The Structure of Middle Eastern Music
Below you will find information on the structure of music common in Middle Eastern genres, including information on sturctual elements such as Maqamat (Maqam, singular) and Ajnas (Jins, singular).

Middle Eastern music often sounds strange to Westerners, some describe it as sounding "off."  What they are generally referring to is that Middle Eastern music frequently uses notes that are uncommon in Western music.  Arabic Music is modal and divides equally into 24 tones (whole, half, and quarter  tones) while Turkish music in practice also divides into eighth tones providing for approximately 30 Maqamat (مقامات).  This focus on melody as opposed to harmony make Middle Eastern music sound strange to Westerners who are used to scales based on whole tones and harmony.

A mode is a way of ordering notes of a scale according to the intervals they form with the tonic scale.  This provides a theoretical framework for the melody.  The mode specifies the which notes can be used to elaborate that framework for the melody.  Western musicians strive for originality and individuality in their music but much of Arabic music seeks to utilize the same melody types but rather seeks to exploit the melody in different ways to create ther music.

Traditionally each maqam had a different emotional quality associated with it.  This is similar to the way certain types of Western music are described as sad, happy, or imply danger or something miraculous.  The Maqamat had various emotinoal qualities in much the same way.  Some Maqam (مقام), much like specific drum rhytms, are said to attract certian evil Djinn.

The Arabic tonal system is divided into 24 equal sections which form the basic Maqamat.  Each Maqam is similar to a scale.  It defines the range of tones and notes that will be used but the composer improvises around the range to create new sounds and varied interest in the piece.  There are nine major Maqam families (or groupings) which are Ajam, Sikah, Bayati, Nahawand, Rast, Hijaz, Saba, Kurd, and Nawa Athar.  These families are defined by their first lower Jins

Ajnas (اجناس) are the smaller building blocks of a Maqam.  Each of these Jins (جنس) are a trichord (set of 3 notes), tetrachord (set of 4 notes), or a pentachord (set of 5 notes).  Pentachords are sometimes refered to as 'aqd or 'uqud in addition to the term Jins or Ajnas.  Each Maqam is made up of two main Ajnas, an upper and lower.  The lower determines the Maqam family while the upper determines the dominant note.  The Maqam also include secondary Ajnas which overlap the main ones and are exploited during modulation.

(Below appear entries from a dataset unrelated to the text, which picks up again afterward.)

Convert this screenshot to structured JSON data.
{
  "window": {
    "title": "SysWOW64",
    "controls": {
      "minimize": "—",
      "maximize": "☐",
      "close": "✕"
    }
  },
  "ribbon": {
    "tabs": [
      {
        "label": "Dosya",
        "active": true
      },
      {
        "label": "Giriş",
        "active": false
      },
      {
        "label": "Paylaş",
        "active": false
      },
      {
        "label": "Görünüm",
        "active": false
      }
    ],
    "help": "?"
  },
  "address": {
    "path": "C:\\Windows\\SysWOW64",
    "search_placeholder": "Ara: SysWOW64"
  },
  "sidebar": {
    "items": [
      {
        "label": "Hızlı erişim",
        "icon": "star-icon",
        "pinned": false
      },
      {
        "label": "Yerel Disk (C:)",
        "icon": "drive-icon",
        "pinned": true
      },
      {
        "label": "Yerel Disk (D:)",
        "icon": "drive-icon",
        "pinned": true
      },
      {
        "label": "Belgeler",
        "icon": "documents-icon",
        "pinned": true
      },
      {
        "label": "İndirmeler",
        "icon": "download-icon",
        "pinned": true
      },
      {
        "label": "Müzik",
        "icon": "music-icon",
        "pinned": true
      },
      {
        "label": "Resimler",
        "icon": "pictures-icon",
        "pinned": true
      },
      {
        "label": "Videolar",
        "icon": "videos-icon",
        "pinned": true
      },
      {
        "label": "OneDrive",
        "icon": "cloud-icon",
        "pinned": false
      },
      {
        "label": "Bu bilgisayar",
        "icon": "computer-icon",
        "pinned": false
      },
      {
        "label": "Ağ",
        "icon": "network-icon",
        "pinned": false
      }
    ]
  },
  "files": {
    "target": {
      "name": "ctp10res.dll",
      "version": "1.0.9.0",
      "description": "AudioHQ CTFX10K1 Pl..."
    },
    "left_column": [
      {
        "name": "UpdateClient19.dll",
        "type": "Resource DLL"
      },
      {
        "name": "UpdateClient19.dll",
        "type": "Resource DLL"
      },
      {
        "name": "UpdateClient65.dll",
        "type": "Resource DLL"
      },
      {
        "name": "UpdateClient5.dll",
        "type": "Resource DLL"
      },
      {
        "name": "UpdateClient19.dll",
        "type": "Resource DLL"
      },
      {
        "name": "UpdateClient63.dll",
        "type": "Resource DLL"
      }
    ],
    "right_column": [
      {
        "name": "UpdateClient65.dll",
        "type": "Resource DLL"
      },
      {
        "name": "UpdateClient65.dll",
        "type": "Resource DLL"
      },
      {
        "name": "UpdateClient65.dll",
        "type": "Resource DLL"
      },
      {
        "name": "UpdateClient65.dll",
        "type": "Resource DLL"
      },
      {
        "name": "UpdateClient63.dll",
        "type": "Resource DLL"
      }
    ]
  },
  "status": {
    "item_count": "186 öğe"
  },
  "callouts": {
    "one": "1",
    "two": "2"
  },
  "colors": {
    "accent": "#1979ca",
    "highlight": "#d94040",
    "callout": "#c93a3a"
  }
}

This is the same basic principle of the Persian Dastgāh (دستگاه) which is another modal system.  The Arabic and Turkish Maqam systems were influenced by this system in the early period of the Sassanid empire.  Although they are very similar slight differences do occur.  For example the Persian Dastgāh has seven families: Se'gāh, Chahār'gāh, Rāst-Panj'gāh, Šur, Māhur, Homāyoun, and Navā.  There are subcategories that some consider a Dastgāh on their own as well.  Slight differences in the modulation techniques and pairings with rhythms more common to Persia/Iran also give Persian music it's own unique sound.

To learn more about the different Ajnas and Maqamat, visit the highly informative site Maqam.com
Ajnas (Sets)
The Arabic Maqam
Maqam Families
Les Almées by Paul-Louis Bouchard. c. 1880 -1900
DANSE TURQUE. chromo. 1880.